PROBLEM DETAILS: All entries below are to be set down again exactly as given.

[Data records for software interfaces]
===
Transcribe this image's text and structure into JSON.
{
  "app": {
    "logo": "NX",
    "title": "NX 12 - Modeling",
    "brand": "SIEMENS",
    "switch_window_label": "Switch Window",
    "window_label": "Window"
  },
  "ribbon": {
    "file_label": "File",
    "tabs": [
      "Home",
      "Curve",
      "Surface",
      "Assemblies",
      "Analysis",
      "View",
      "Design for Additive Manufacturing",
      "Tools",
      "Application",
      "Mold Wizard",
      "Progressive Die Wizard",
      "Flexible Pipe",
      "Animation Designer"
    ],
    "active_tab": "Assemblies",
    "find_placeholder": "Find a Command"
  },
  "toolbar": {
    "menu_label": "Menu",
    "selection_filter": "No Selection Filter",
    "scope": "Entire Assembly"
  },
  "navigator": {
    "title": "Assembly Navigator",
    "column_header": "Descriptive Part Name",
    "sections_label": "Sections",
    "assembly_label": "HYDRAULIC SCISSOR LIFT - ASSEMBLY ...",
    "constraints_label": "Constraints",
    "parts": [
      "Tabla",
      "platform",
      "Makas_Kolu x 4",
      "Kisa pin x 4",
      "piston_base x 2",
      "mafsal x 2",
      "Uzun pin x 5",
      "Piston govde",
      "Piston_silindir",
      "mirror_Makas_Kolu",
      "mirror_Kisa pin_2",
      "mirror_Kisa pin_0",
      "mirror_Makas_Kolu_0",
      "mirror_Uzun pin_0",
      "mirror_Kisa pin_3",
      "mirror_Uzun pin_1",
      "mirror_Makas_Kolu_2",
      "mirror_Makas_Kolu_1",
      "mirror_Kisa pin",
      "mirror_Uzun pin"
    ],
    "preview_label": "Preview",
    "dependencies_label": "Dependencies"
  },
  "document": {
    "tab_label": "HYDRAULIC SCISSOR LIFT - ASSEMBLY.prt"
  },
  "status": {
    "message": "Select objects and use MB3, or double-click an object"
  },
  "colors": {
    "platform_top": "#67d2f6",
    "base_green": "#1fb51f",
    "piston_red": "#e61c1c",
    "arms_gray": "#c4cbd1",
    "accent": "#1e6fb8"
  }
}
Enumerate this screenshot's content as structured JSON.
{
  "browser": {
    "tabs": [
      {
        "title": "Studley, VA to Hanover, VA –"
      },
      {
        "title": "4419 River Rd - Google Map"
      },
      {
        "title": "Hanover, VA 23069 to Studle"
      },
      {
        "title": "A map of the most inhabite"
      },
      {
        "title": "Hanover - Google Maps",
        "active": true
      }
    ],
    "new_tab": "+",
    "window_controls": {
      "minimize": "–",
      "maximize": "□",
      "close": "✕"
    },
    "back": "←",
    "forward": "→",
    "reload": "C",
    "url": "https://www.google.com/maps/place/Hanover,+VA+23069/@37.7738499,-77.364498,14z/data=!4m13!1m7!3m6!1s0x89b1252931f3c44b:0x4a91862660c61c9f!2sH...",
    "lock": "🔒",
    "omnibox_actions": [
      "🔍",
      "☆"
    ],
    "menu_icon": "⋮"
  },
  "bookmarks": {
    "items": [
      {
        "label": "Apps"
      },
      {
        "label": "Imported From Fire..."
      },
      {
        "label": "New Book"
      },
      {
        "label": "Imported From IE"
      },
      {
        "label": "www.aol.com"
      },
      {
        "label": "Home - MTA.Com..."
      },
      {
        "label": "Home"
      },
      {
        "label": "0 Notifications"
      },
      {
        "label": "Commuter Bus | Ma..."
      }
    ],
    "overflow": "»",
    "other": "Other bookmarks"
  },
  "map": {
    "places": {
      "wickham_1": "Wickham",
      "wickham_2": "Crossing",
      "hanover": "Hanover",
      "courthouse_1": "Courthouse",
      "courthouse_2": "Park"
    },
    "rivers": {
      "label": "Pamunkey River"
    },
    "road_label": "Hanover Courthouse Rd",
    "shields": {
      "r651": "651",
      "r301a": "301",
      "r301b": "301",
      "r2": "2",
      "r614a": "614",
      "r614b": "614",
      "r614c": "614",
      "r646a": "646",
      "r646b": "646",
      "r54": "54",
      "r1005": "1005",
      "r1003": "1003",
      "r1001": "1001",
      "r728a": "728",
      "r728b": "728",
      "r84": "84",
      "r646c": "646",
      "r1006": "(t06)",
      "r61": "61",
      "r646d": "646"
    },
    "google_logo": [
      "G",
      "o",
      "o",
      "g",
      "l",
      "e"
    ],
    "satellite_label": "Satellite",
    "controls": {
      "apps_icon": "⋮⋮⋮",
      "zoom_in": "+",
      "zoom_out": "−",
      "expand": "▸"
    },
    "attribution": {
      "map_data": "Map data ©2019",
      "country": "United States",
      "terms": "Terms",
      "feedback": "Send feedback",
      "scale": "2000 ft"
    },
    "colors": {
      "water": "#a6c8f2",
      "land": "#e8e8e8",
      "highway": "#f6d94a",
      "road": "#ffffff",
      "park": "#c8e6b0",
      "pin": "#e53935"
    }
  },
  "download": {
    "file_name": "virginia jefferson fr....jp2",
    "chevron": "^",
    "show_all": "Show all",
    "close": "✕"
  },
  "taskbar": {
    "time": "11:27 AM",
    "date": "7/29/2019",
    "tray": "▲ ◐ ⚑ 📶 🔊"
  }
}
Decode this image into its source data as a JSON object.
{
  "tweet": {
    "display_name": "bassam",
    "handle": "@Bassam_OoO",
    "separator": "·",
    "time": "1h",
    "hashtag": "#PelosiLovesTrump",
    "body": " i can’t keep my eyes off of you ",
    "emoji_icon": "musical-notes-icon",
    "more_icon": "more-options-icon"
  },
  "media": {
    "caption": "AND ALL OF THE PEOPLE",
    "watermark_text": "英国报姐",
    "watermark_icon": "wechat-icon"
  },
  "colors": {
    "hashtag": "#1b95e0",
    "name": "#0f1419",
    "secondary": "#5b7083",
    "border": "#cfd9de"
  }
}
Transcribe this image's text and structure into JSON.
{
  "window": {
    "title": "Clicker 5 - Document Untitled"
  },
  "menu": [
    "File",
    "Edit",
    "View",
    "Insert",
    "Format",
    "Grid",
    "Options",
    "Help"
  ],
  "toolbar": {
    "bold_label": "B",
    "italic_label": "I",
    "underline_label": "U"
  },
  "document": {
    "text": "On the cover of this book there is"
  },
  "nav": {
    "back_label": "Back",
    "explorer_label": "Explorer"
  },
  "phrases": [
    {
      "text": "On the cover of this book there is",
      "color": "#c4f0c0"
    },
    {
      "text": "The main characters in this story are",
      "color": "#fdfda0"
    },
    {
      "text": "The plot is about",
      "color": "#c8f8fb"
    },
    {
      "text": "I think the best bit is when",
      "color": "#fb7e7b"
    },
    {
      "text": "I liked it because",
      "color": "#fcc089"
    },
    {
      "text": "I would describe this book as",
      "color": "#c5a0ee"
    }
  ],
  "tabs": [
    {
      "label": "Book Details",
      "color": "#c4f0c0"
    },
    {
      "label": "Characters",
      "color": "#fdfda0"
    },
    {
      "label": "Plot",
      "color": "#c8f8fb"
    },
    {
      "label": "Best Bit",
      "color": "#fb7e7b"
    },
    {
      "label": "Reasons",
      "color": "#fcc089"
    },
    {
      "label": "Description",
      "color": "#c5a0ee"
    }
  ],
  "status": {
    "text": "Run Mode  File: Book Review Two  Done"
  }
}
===
ANSWER:
Transcribe this image's text and structure into JSON.
{
  "app": {
    "logo": "NX",
    "title": "NX 12 - Modeling",
    "brand": "SIEMENS",
    "switch_window_label": "Switch Window",
    "window_label": "Window"
  },
  "ribbon": {
    "file_label": "File",
    "tabs": [
      "Home",
      "Curve",
      "Surface",
      "Assemblies",
      "Analysis",
      "View",
      "Design for Additive Manufacturing",
      "Tools",
      "Application",
      "Mold Wizard",
      "Progressive Die Wizard",
      "Flexible Pipe",
      "Animation Designer"
    ],
    "active_tab": "Assemblies",
    "find_placeholder": "Find a Command"
  },
  "toolbar": {
    "menu_label": "Menu",
    "selection_filter": "No Selection Filter",
    "scope": "Entire Assembly"
  },
  "navigator": {
    "title": "Assembly Navigator",
    "column_header": "Descriptive Part Name",
    "sections_label": "Sections",
    "assembly_label": "HYDRAULIC SCISSOR LIFT - ASSEMBLY ...",
    "constraints_label": "Constraints",
    "parts": [
      "Tabla",
      "platform",
      "Makas_Kolu x 4",
      "Kisa pin x 4",
      "piston_base x 2",
      "mafsal x 2",
      "Uzun pin x 5",
      "Piston govde",
      "Piston_silindir",
      "mirror_Makas_Kolu",
      "mirror_Kisa pin_2",
      "mirror_Kisa pin_0",
      "mirror_Makas_Kolu_0",
      "mirror_Uzun pin_0",
      "mirror_Kisa pin_3",
      "mirror_Uzun pin_1",
      "mirror_Makas_Kolu_2",
      "mirror_Makas_Kolu_1",
      "mirror_Kisa pin",
      "mirror_Uzun pin"
    ],
    "preview_label": "Preview",
    "dependencies_label": "Dependencies"
  },
  "document": {
    "tab_label": "HYDRAULIC SCISSOR LIFT - ASSEMBLY.prt"
  },
  "status": {
    "message": "Select objects and use MB3, or double-click an object"
  },
  "colors": {
    "platform_top": "#67d2f6",
    "base_green": "#1fb51f",
    "piston_red": "#e61c1c",
    "arms_gray": "#c4cbd1",
    "accent": "#1e6fb8"
  }
}
Enumerate this screenshot's content as structured JSON.
{
  "browser": {
    "tabs": [
      {
        "title": "Studley, VA to Hanover, VA –"
      },
      {
        "title": "4419 River Rd - Google Map"
      },
      {
        "title": "Hanover, VA 23069 to Studle"
      },
      {
        "title": "A map of the most inhabite"
      },
      {
        "title": "Hanover - Google Maps",
        "active": true
      }
    ],
    "new_tab": "+",
    "window_controls": {
      "minimize": "–",
      "maximize": "□",
      "close": "✕"
    },
    "back": "←",
    "forward": "→",
    "reload": "C",
    "url": "https://www.google.com/maps/place/Hanover,+VA+23069/@37.7738499,-77.364498,14z/data=!4m13!1m7!3m6!1s0x89b1252931f3c44b:0x4a91862660c61c9f!2sH...",
    "lock": "🔒",
    "omnibox_actions": [
      "🔍",
      "☆"
    ],
    "menu_icon": "⋮"
  },
  "bookmarks": {
    "items": [
      {
        "label": "Apps"
      },
      {
        "label": "Imported From Fire..."
      },
      {
        "label": "New Book"
      },
      {
        "label": "Imported From IE"
      },
      {
        "label": "www.aol.com"
      },
      {
        "label": "Home - MTA.Com..."
      },
      {
        "label": "Home"
      },
      {
        "label": "0 Notifications"
      },
      {
        "label": "Commuter Bus | Ma..."
      }
    ],
    "overflow": "»",
    "other": "Other bookmarks"
  },
  "map": {
    "places": {
      "wickham_1": "Wickham",
      "wickham_2": "Crossing",
      "hanover": "Hanover",
      "courthouse_1": "Courthouse",
      "courthouse_2": "Park"
    },
    "rivers": {
      "label": "Pamunkey River"
    },
    "road_label": "Hanover Courthouse Rd",
    "shields": {
      "r651": "651",
      "r301a": "301",
      "r301b": "301",
      "r2": "2",
      "r614a": "614",
      "r614b": "614",
      "r614c": "614",
      "r646a": "646",
      "r646b": "646",
      "r54": "54",
      "r1005": "1005",
      "r1003": "1003",
      "r1001": "1001",
      "r728a": "728",
      "r728b": "728",
      "r84": "84",
      "r646c": "646",
      "r1006": "(t06)",
      "r61": "61",
      "r646d": "646"
    },
    "google_logo": [
      "G",
      "o",
      "o",
      "g",
      "l",
      "e"
    ],
    "satellite_label": "Satellite",
    "controls": {
      "apps_icon": "⋮⋮⋮",
      "zoom_in": "+",
      "zoom_out": "−",
      "expand": "▸"
    },
    "attribution": {
      "map_data": "Map data ©2019",
      "country": "United States",
      "terms": "Terms",
      "feedback": "Send feedback",
      "scale": "2000 ft"
    },
    "colors": {
      "water": "#a6c8f2",
      "land": "#e8e8e8",
      "highway": "#f6d94a",
      "road": "#ffffff",
      "park": "#c8e6b0",
      "pin": "#e53935"
    }
  },
  "download": {
    "file_name": "virginia jefferson fr....jp2",
    "chevron": "^",
    "show_all": "Show all",
    "close": "✕"
  },
  "taskbar": {
    "time": "11:27 AM",
    "date": "7/29/2019",
    "tray": "▲ ◐ ⚑ 📶 🔊"
  }
}
Decode this image into its source data as a JSON object.
{
  "tweet": {
    "display_name": "bassam",
    "handle": "@Bassam_OoO",
    "separator": "·",
    "time": "1h",
    "hashtag": "#PelosiLovesTrump",
    "body": " i can’t keep my eyes off of you ",
    "emoji_icon": "musical-notes-icon",
    "more_icon": "more-options-icon"
  },
  "media": {
    "caption": "AND ALL OF THE PEOPLE",
    "watermark_text": "英国报姐",
    "watermark_icon": "wechat-icon"
  },
  "colors": {
    "hashtag": "#1b95e0",
    "name": "#0f1419",
    "secondary": "#5b7083",
    "border": "#cfd9de"
  }
}
Transcribe this image's text and structure into JSON.
{
  "window": {
    "title": "Clicker 5 - Document Untitled"
  },
  "menu": [
    "File",
    "Edit",
    "View",
    "Insert",
    "Format",
    "Grid",
    "Options",
    "Help"
  ],
  "toolbar": {
    "bold_label": "B",
    "italic_label": "I",
    "underline_label": "U"
  },
  "document": {
    "text": "On the cover of this book there is"
  },
  "nav": {
    "back_label": "Back",
    "explorer_label": "Explorer"
  },
  "phrases": [
    {
      "text": "On the cover of this book there is",
      "color": "#c4f0c0"
    },
    {
      "text": "The main characters in this story are",
      "color": "#fdfda0"
    },
    {
      "text": "The plot is about",
      "color": "#c8f8fb"
    },
    {
      "text": "I think the best bit is when",
      "color": "#fb7e7b"
    },
    {
      "text": "I liked it because",
      "color": "#fcc089"
    },
    {
      "text": "I would describe this book as",
      "color": "#c5a0ee"
    }
  ],
  "tabs": [
    {
      "label": "Book Details",
      "color": "#c4f0c0"
    },
    {
      "label": "Characters",
      "color": "#fdfda0"
    },
    {
      "label": "Plot",
      "color": "#c8f8fb"
    },
    {
      "label": "Best Bit",
      "color": "#fb7e7b"
    },
    {
      "label": "Reasons",
      "color": "#fcc089"
    },
    {
      "label": "Description",
      "color": "#c5a0ee"
    }
  ],
  "status": {
    "text": "Run Mode  File: Book Review Two  Done"
  }
}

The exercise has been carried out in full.